*WHAT YOU ARE ASKED TO DO*. Number of lines with the string "icon" in the entries below: report it, and nothing besides.

*RECORDS PROVIDED*.

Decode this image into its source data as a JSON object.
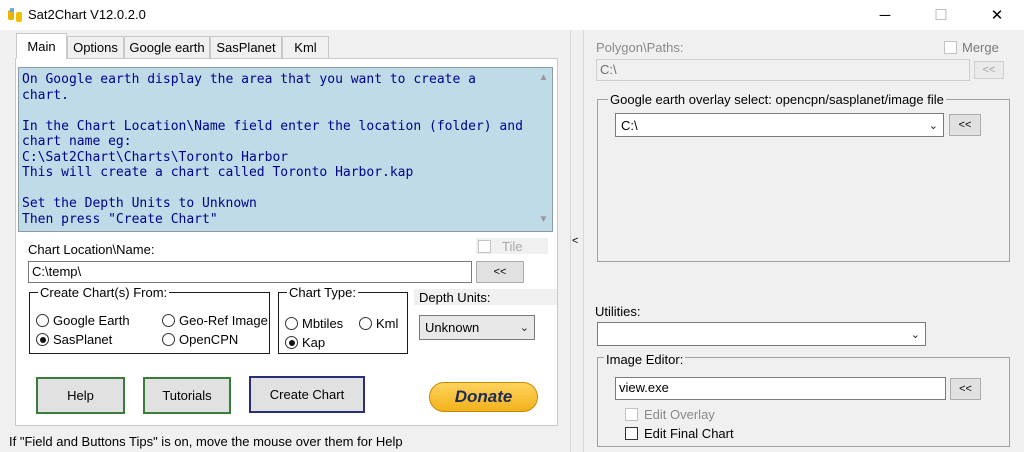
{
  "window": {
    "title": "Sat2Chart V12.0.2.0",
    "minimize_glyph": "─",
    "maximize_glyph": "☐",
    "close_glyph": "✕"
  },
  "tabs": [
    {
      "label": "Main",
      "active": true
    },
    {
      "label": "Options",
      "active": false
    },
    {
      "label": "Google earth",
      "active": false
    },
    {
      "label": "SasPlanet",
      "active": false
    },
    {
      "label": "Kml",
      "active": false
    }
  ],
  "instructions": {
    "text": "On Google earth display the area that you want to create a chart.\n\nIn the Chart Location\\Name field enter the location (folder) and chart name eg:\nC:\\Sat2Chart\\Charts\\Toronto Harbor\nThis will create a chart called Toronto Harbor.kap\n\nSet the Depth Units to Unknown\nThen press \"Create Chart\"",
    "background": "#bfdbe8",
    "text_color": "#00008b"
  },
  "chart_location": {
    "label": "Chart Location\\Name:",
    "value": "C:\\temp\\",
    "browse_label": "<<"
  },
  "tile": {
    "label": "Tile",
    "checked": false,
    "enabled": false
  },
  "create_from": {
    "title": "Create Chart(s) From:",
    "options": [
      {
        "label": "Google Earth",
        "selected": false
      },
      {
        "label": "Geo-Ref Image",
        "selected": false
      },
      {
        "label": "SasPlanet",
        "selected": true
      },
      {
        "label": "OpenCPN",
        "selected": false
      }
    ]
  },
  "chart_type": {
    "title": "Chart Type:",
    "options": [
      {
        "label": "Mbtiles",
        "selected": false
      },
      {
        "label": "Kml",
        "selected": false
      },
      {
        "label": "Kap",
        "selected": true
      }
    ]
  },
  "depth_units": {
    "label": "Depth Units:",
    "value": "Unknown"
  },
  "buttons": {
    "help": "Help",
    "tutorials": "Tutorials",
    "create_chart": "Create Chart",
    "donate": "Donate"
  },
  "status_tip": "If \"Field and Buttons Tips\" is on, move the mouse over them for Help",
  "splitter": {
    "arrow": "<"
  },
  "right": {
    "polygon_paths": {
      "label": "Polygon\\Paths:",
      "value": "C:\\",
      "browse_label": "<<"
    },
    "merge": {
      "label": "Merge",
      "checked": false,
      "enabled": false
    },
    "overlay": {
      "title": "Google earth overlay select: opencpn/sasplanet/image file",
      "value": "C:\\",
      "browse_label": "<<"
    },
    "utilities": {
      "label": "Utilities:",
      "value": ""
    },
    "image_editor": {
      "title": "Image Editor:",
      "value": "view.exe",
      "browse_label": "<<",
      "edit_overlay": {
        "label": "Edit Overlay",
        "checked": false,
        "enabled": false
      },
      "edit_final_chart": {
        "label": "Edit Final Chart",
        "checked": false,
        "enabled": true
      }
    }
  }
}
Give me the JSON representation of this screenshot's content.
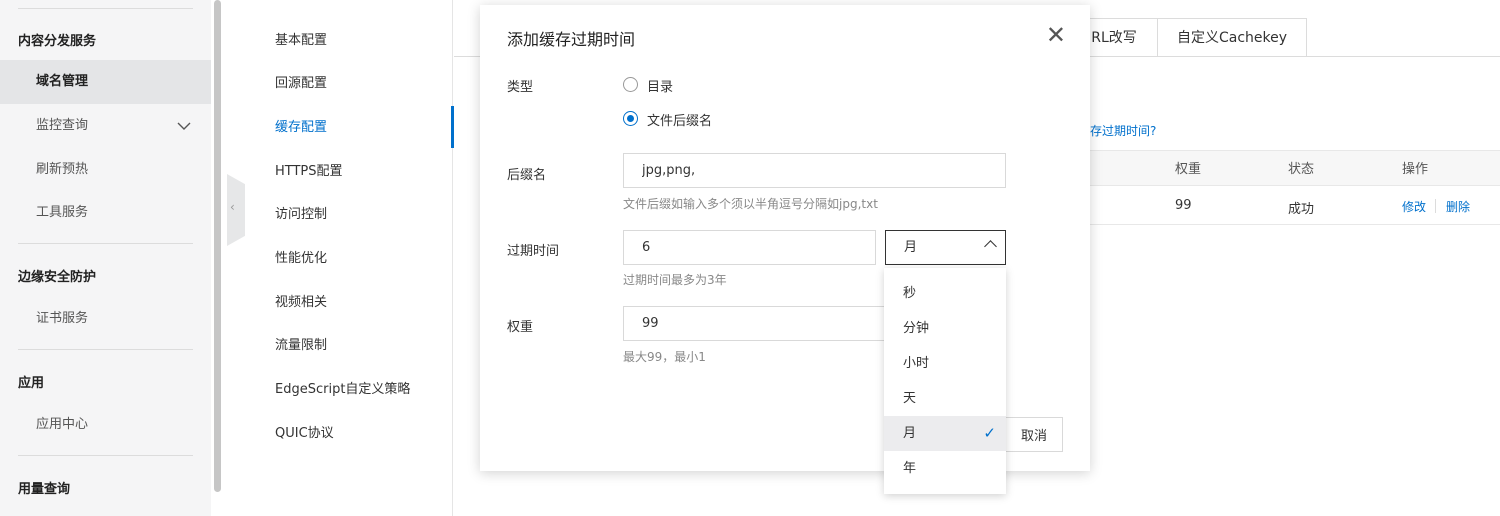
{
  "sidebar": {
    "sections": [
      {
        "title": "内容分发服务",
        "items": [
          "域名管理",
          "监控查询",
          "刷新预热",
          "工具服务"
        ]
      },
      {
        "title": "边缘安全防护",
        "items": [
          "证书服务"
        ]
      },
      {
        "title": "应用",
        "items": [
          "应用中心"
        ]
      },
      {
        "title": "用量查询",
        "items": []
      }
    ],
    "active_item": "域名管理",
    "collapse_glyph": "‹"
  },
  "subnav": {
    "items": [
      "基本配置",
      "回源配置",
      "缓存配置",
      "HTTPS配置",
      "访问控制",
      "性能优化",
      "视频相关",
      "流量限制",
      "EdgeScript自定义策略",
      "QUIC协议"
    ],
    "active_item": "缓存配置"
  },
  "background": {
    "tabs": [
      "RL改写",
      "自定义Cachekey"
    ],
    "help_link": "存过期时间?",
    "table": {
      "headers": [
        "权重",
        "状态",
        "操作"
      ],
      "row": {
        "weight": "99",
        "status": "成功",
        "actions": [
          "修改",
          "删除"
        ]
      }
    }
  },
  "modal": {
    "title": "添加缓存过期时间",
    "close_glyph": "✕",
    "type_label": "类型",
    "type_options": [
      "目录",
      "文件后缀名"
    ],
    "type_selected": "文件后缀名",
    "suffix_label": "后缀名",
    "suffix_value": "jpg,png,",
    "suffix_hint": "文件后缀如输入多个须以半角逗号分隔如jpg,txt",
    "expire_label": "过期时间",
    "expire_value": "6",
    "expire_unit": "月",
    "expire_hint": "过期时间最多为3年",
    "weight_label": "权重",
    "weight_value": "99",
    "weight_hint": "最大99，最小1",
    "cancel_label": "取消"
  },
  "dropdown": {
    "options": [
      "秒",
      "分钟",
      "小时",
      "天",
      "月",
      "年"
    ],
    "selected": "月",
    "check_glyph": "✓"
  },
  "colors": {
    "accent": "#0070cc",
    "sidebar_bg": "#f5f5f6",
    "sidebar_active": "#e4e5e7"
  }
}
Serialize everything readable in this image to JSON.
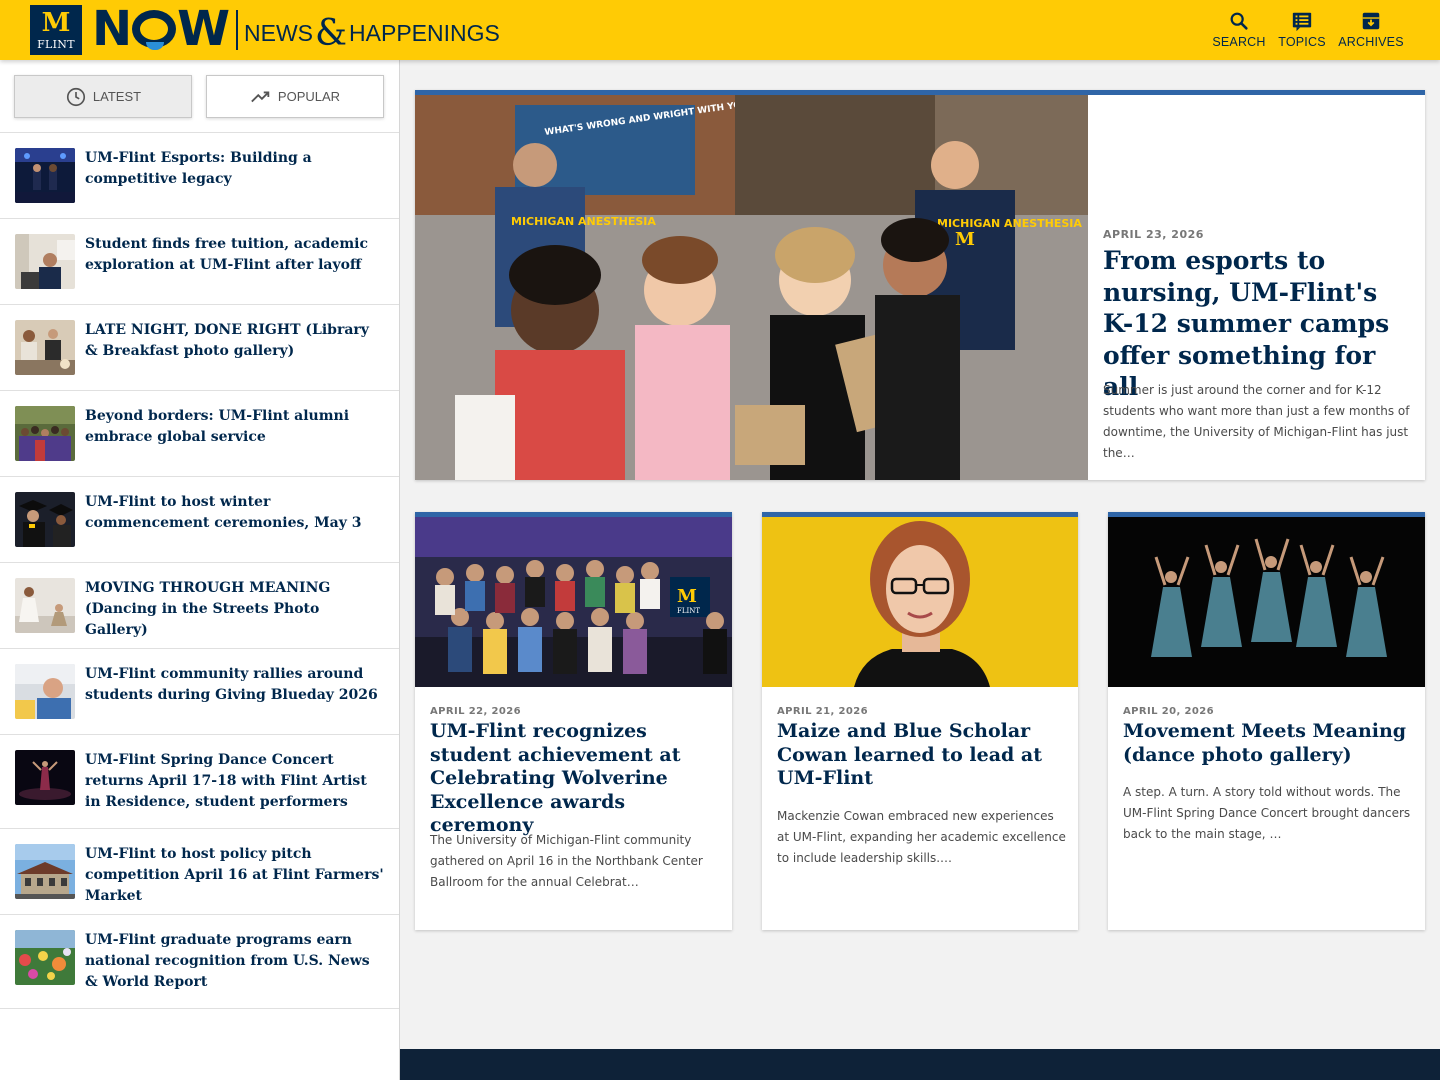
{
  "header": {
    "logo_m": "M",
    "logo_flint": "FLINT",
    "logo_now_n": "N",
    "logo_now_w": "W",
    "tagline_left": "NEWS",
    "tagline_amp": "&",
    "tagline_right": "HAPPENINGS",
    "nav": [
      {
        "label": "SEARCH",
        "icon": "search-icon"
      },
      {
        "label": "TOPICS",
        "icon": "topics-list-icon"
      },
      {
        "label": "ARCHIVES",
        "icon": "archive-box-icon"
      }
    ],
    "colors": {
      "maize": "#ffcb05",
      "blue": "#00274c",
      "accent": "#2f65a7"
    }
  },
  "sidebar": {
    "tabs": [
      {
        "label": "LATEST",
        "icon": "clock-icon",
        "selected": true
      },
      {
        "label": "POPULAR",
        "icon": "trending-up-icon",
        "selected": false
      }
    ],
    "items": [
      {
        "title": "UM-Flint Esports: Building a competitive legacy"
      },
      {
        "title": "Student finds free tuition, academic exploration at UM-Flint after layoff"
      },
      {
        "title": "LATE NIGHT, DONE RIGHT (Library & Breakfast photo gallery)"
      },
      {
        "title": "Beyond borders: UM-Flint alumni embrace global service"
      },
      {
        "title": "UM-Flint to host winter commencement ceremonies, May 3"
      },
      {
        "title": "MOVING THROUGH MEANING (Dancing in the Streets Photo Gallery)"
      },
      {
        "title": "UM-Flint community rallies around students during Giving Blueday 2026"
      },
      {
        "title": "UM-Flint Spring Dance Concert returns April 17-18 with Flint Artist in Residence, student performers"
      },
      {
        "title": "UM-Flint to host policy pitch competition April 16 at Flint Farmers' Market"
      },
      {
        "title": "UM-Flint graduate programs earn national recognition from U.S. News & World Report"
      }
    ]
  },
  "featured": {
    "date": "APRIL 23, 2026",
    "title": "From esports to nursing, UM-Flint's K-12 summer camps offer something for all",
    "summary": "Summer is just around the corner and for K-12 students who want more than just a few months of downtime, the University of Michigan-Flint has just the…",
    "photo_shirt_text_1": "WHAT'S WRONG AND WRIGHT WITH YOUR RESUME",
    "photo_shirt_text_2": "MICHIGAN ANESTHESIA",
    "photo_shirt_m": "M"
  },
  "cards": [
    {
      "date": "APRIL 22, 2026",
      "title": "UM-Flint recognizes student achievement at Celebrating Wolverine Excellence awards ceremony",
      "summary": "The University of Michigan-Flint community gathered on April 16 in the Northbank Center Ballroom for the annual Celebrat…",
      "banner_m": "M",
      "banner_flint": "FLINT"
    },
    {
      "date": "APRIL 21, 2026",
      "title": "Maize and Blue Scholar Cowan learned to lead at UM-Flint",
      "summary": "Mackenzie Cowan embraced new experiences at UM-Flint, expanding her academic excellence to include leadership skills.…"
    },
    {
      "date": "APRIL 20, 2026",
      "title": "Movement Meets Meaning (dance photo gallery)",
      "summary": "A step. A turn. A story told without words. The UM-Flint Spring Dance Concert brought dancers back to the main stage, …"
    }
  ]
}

*SOLUTION*. 5